Submitted to: Journal of Hazardous Materials
Publication Type: Peer Reviewed Journal
Publication Acceptance Date: June 15, 2005
Publication Date: April 30, 2006
Citation: Gill, T., Zobeck, T.M., Stout, J.E. 2006. Technologies for laboratory generation of dust from geological materials. Journal of Hazardous Materials. 132:23-38. Interpretive Summary: Dust samples created from soils and other sediments are used to test the dust potential, characteristics, and environmental and health impacts of the samples. A large number of different types of devices have been used in a number of different scientific areas to create dust from bulk samples of soils or sediments. Dozens of different devices designed to create dust from soils and sediments under controlled laboratory conditions are described in this paper. When choosing which instrument to use, scientists must consider the type of process to be tested. For example, some devices collect fine particles not bound to other particles in the sample while others may grind or rotate the sample to create new dust from larger clumps of particles. The amount of 'dustiness' in a sample, also called the dust index, has been calculated in different ways. This manuscript points out that standardized dust-production devices and definitions of dustiness will improve comparisons between laboratories and instruments.
Technical Abstract: Dusts generated in the laboratory from soils and sediments are used to evaluate the emission intensities, composition, and environmental and health impacts of mineral aerosols. Laboratory dust generation is also utilized in other disciplines including process control and occupational hygiene in manufacturing, inhalation toxicology, environmental health and epidemiology, and pharmaceutics. Many widely-available and/or easily-obtainable laboratory or commercial appliances can be used to generate mineral aerosols, and several distinct classes of dust generators (fluidization devices, dustfall chambers, rotating drums/tubes) are used for geological particulate studies. Dozens of different devices designed to create dust from soils and sediments under controlled laboratory conditions are documented and described in this paper. When choosing a specific instrument, investigators must consider some important caveats: different classes of dust generators characterize different properties (complete collection of a small puff of aerosol vs. sampling of a representative portion of a large aerosol cloud) and physical processes (resuspension of deposited dust vs. in situ production of dust). The quantity “dustiness” has been used in industrial and environmental health research; though it has been quantified in different ways by different investigators, it should also be applicable to studies of geological aerosol production.
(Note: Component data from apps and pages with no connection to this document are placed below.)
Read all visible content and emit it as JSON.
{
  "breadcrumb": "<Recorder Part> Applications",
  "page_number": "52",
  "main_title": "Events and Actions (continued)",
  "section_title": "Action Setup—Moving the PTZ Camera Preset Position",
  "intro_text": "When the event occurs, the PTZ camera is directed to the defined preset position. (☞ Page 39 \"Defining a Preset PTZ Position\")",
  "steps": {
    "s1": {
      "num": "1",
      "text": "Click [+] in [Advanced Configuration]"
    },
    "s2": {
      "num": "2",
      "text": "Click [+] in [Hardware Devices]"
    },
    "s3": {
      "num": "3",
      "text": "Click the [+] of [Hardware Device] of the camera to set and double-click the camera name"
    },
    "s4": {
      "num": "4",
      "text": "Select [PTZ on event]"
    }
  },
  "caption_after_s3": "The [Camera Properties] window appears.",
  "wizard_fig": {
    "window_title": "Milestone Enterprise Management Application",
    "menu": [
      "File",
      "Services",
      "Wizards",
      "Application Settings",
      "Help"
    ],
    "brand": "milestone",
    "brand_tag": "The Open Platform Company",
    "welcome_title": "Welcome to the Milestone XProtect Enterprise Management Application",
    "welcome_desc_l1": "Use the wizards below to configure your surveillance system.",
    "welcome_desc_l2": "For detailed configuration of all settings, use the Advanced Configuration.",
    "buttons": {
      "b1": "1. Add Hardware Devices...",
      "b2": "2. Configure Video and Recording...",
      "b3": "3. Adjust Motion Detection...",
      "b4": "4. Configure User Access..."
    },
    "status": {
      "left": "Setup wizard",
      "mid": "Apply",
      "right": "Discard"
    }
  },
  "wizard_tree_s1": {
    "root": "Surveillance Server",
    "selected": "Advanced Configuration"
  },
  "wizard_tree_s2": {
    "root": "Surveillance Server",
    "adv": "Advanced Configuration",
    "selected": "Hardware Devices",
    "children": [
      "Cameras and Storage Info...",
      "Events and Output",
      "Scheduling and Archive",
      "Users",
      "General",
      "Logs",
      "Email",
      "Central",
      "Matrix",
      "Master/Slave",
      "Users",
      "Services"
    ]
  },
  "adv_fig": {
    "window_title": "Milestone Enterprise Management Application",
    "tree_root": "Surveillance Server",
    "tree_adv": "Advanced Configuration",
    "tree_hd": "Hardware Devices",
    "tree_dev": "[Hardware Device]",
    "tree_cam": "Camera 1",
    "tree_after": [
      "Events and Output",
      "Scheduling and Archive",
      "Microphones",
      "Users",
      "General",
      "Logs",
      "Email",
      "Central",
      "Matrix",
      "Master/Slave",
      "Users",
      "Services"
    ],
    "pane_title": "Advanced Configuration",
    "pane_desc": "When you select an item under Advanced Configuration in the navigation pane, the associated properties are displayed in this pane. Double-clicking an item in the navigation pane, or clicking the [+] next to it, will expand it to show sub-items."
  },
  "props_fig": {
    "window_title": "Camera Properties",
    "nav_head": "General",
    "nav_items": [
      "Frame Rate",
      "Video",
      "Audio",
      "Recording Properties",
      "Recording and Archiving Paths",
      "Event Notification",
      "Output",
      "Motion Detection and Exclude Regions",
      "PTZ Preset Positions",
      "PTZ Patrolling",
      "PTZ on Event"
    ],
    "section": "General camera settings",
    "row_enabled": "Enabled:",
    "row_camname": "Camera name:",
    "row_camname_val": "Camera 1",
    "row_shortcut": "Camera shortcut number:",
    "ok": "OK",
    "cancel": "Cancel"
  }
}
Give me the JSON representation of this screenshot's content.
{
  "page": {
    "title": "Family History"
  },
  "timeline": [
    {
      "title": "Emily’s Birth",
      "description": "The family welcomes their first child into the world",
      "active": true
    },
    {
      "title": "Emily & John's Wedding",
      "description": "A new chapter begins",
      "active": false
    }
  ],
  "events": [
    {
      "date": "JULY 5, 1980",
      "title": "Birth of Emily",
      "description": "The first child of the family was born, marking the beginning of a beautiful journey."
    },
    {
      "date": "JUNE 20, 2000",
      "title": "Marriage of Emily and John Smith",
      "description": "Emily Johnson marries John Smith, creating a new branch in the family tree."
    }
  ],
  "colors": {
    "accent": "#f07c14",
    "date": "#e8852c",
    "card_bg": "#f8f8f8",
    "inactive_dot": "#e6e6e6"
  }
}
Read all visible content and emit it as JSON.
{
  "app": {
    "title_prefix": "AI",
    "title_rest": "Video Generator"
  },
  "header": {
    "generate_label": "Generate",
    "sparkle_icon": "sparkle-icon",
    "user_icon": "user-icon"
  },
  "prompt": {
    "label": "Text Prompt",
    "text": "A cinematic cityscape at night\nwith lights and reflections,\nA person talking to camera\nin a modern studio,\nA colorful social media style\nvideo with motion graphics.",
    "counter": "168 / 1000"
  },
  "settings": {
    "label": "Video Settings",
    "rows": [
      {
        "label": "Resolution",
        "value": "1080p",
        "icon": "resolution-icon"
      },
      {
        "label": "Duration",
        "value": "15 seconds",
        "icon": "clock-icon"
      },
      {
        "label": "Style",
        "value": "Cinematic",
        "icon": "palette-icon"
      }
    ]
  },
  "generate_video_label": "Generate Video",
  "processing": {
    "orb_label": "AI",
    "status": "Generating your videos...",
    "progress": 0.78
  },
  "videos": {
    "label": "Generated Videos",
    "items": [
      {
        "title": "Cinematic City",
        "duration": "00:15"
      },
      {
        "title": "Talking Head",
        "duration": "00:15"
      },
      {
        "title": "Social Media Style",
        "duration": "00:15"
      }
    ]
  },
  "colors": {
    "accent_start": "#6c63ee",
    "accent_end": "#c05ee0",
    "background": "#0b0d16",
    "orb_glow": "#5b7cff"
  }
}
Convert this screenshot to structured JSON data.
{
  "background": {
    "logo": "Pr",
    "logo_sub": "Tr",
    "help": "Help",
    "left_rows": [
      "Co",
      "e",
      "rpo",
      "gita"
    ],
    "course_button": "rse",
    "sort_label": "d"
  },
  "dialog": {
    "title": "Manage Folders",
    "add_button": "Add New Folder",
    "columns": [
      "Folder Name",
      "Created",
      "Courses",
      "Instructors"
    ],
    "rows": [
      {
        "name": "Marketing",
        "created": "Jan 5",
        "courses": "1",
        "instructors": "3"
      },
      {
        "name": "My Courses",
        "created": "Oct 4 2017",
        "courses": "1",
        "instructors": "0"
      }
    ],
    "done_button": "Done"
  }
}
Using standardized dust-production devices and definitions of dustiness will improve comparisons between laboratories and instruments: lessons learned from other disciplines can be used to improve laboratory research on the generation of atmospheric dusts from geological sources.